"You don't want students with one-track minds. You want students who can talk to all levels of people about all types of ideas and be open to learning things that may not be their subject matter. That is one reason the liberal arts environment does well to prepare one for business."
Assistant professor of management
As the senior financial officer for Aon Consulting Worldwide, Cindy Guthrie saw a lot of interesting human behavior. "When we would do an acquisition, we were basically buying human capital," she says. "How those people assimilated into the new organization was extremely important." In some cases, the deal structure affected the employees' behavior after a merger. In other situations, people manipulated the system to sacrifice the long-term good of the company for their own short-term gain. All of it intrigued Guthrie. "I find studying people and people's behavior and reactions to be most interesting," she says.
After she had climbed the corporate ladder and realized she was ready for a change, an early life experience pointed the way. "The first job I ever had was teaching horseback riding lessons as a teenager," Guthrie says. "I knew I enjoyed teaching from way back then." She left the corporate world and returned to graduate school.
For her doctoral research, Guthrie looked at how chief audit executives' responses to whistle-blowing reports varied, depending on their culpability in the alleged wrongdoing.

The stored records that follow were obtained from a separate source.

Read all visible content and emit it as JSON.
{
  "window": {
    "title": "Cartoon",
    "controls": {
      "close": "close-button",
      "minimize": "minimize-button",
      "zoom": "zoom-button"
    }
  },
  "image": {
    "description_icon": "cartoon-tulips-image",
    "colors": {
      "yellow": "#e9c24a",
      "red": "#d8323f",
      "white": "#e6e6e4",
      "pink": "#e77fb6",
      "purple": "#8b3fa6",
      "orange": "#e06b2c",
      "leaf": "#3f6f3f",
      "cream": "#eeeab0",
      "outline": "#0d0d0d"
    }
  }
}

After asking chief audit executives in corporations around the country to respond to a hypothetical scenario, she found that, in fact, the executives did seem to be influenced by unconscious bias.

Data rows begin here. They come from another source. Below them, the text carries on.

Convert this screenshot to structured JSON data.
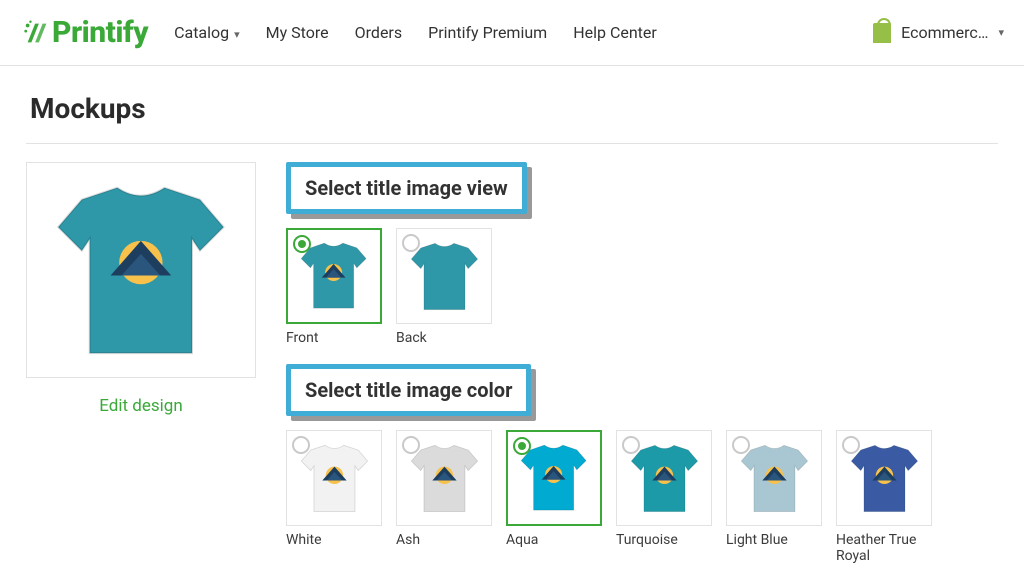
{
  "nav": {
    "brand": "Printify",
    "items": [
      {
        "label": "Catalog",
        "dropdown": true
      },
      {
        "label": "My Store",
        "dropdown": false
      },
      {
        "label": "Orders",
        "dropdown": false
      },
      {
        "label": "Printify Premium",
        "dropdown": false
      },
      {
        "label": "Help Center",
        "dropdown": false
      }
    ],
    "store_label": "Ecommerc…"
  },
  "page": {
    "title": "Mockups",
    "edit_design": "Edit design"
  },
  "view_section": {
    "heading": "Select title image view",
    "options": [
      {
        "label": "Front",
        "selected": true,
        "shirt_color": "#2f98a8",
        "logo": true
      },
      {
        "label": "Back",
        "selected": false,
        "shirt_color": "#2f98a8",
        "logo": false
      }
    ]
  },
  "color_section": {
    "heading": "Select title image color",
    "options": [
      {
        "label": "White",
        "selected": false,
        "shirt_color": "#f2f2f2",
        "logo": true
      },
      {
        "label": "Ash",
        "selected": false,
        "shirt_color": "#dbdbdb",
        "logo": true
      },
      {
        "label": "Aqua",
        "selected": true,
        "shirt_color": "#00aad0",
        "logo": true
      },
      {
        "label": "Turquoise",
        "selected": false,
        "shirt_color": "#1c9aa8",
        "logo": true
      },
      {
        "label": "Light Blue",
        "selected": false,
        "shirt_color": "#a9c7d2",
        "logo": true
      },
      {
        "label": "Heather True Royal",
        "selected": false,
        "shirt_color": "#3a5ba3",
        "logo": true
      }
    ]
  },
  "preview": {
    "shirt_color": "#2f98a8",
    "logo": true
  }
}
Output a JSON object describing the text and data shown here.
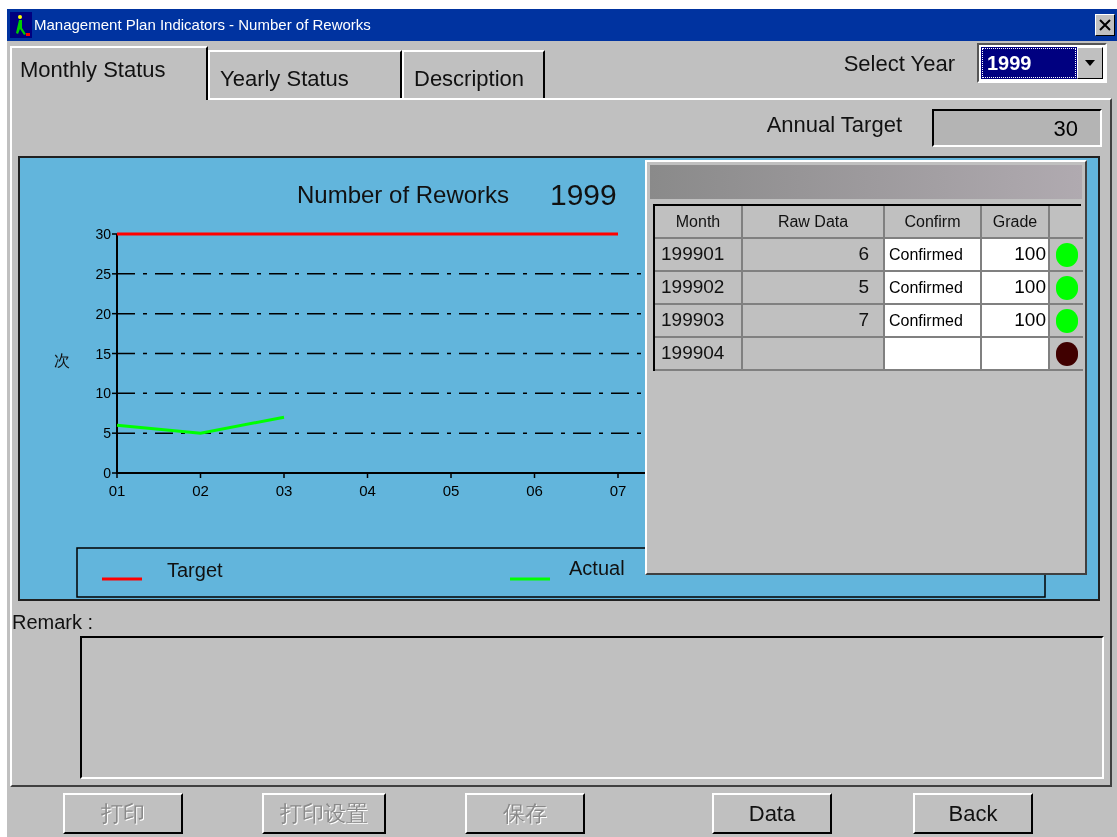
{
  "window": {
    "title": "Management Plan Indicators -  Number of Reworks"
  },
  "tabs": [
    {
      "label": "Monthly Status",
      "selected": true
    },
    {
      "label": "Yearly Status",
      "selected": false
    },
    {
      "label": "Description",
      "selected": false
    }
  ],
  "select_year": {
    "label": "Select Year",
    "value": "1999"
  },
  "annual_target": {
    "label": "Annual Target",
    "value": "30"
  },
  "chart": {
    "year": "1999",
    "chart_data": {
      "type": "line",
      "title": "Number of Reworks",
      "ylabel": "次",
      "categories": [
        "01",
        "02",
        "03",
        "04",
        "05",
        "06",
        "07"
      ],
      "series": [
        {
          "name": "Target",
          "color": "#ff0000",
          "values": [
            30,
            30,
            30,
            30,
            30,
            30,
            30
          ]
        },
        {
          "name": "Actual",
          "color": "#00ff00",
          "values": [
            6,
            5,
            7,
            null,
            null,
            null,
            null
          ]
        }
      ],
      "ylim": [
        0,
        30
      ],
      "yticks": [
        0,
        5,
        10,
        15,
        20,
        25,
        30
      ],
      "grid": true,
      "legend": true
    }
  },
  "data_table": {
    "columns": [
      "Month",
      "Raw Data",
      "Confirm",
      "Grade"
    ],
    "rows": [
      {
        "month": "199901",
        "raw_data": "6",
        "confirm": "Confirmed",
        "grade": "100",
        "color": "#00ff00"
      },
      {
        "month": "199902",
        "raw_data": "5",
        "confirm": "Confirmed",
        "grade": "100",
        "color": "#00ff00"
      },
      {
        "month": "199903",
        "raw_data": "7",
        "confirm": "Confirmed",
        "grade": "100",
        "color": "#00ff00"
      },
      {
        "month": "199904",
        "color": "#400000"
      }
    ]
  },
  "remark": {
    "label": "Remark :"
  },
  "buttons": [
    {
      "label": "打印",
      "disabled": true
    },
    {
      "label": "打印设置",
      "disabled": true
    },
    {
      "label": "保存",
      "disabled": true
    },
    {
      "label": "Data",
      "disabled": false
    },
    {
      "label": "Back",
      "disabled": false
    }
  ]
}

"When the wrongdoing was perpetrated in such a way that they would 'be more at fault' because someone was able to exploit internal controls, they had a different reaction to following up than if the wrongdoing was perpetuated in such a way that they would be held less responsible," she says.
Based on her corporate experience, Guthrie has several goals for her teaching. She hopes to open students up to understanding how important accounting is, whether they choose it as a career or not. In addition, she wants students to appreciate the value of "soft skills," such as diplomacy, discretion and both written and spoken expression of ideas.

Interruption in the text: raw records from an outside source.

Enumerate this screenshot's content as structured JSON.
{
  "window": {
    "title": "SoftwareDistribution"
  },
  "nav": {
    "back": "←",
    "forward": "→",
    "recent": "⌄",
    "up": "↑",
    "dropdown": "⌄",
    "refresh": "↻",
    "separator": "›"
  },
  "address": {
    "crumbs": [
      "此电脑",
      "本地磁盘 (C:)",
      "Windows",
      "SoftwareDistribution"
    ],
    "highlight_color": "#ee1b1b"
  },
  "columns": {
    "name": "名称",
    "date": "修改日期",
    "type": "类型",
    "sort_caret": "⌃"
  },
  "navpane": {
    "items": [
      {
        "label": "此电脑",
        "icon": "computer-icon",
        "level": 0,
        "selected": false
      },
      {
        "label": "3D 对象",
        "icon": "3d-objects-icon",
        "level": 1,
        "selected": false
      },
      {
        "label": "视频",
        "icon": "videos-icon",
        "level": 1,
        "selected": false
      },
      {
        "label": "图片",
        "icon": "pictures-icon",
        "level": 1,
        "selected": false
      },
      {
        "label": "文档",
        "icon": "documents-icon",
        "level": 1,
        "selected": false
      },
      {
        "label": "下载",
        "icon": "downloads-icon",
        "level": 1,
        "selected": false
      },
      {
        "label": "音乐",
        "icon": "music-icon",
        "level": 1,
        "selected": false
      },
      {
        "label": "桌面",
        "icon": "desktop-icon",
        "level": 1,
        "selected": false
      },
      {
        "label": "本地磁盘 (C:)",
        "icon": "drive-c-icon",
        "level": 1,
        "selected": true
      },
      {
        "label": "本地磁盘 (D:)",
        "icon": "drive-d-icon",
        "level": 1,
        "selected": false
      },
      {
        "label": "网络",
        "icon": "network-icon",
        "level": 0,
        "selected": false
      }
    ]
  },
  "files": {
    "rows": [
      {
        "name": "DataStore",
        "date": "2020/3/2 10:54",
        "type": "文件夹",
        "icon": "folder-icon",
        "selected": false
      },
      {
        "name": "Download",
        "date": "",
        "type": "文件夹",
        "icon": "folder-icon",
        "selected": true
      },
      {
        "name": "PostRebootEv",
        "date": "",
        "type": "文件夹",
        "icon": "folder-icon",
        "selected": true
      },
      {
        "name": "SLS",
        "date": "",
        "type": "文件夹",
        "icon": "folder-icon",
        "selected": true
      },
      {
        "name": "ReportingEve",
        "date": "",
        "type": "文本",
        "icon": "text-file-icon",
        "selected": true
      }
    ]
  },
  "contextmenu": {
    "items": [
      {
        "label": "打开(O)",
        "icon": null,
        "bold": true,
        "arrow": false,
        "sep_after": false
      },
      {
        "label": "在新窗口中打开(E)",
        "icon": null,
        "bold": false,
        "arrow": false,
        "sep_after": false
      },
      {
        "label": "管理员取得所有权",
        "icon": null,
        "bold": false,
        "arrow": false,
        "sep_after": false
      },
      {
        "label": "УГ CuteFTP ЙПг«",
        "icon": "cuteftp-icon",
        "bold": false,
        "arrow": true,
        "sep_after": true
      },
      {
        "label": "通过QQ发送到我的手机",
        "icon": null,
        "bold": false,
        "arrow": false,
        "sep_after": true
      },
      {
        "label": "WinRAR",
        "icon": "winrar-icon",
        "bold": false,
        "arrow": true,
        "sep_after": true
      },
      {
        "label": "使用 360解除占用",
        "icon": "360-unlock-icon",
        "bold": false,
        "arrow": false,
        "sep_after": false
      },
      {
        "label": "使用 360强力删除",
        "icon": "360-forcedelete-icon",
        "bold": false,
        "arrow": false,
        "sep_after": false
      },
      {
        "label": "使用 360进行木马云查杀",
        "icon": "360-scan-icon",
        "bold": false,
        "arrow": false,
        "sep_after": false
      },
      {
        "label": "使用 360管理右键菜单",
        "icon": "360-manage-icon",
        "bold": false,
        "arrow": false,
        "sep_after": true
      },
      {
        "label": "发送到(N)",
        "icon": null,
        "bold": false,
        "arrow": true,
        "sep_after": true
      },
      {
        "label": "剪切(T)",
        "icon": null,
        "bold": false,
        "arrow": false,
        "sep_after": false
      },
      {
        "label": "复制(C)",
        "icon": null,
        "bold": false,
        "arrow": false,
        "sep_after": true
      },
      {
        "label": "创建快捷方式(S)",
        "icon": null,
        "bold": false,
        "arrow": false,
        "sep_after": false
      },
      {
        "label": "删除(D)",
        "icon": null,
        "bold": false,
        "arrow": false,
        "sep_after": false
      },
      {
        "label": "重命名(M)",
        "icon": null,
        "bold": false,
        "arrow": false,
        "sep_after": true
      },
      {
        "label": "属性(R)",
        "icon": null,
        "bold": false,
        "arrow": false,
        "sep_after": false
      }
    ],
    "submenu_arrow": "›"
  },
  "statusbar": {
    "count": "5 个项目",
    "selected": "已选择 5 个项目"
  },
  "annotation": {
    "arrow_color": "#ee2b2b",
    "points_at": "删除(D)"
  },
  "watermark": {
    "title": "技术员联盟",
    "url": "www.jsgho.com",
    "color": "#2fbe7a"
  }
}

For these aims, Guthrie values the breadth of a liberal arts education for business students. "You don't want students with one-track minds. You want students who can talk to all levels of people about all types of ideas and be open to learning things that may not be their subject matter. That is one reason the liberal arts environment does well to prepare one for business."
Posted Sept. 27, 2010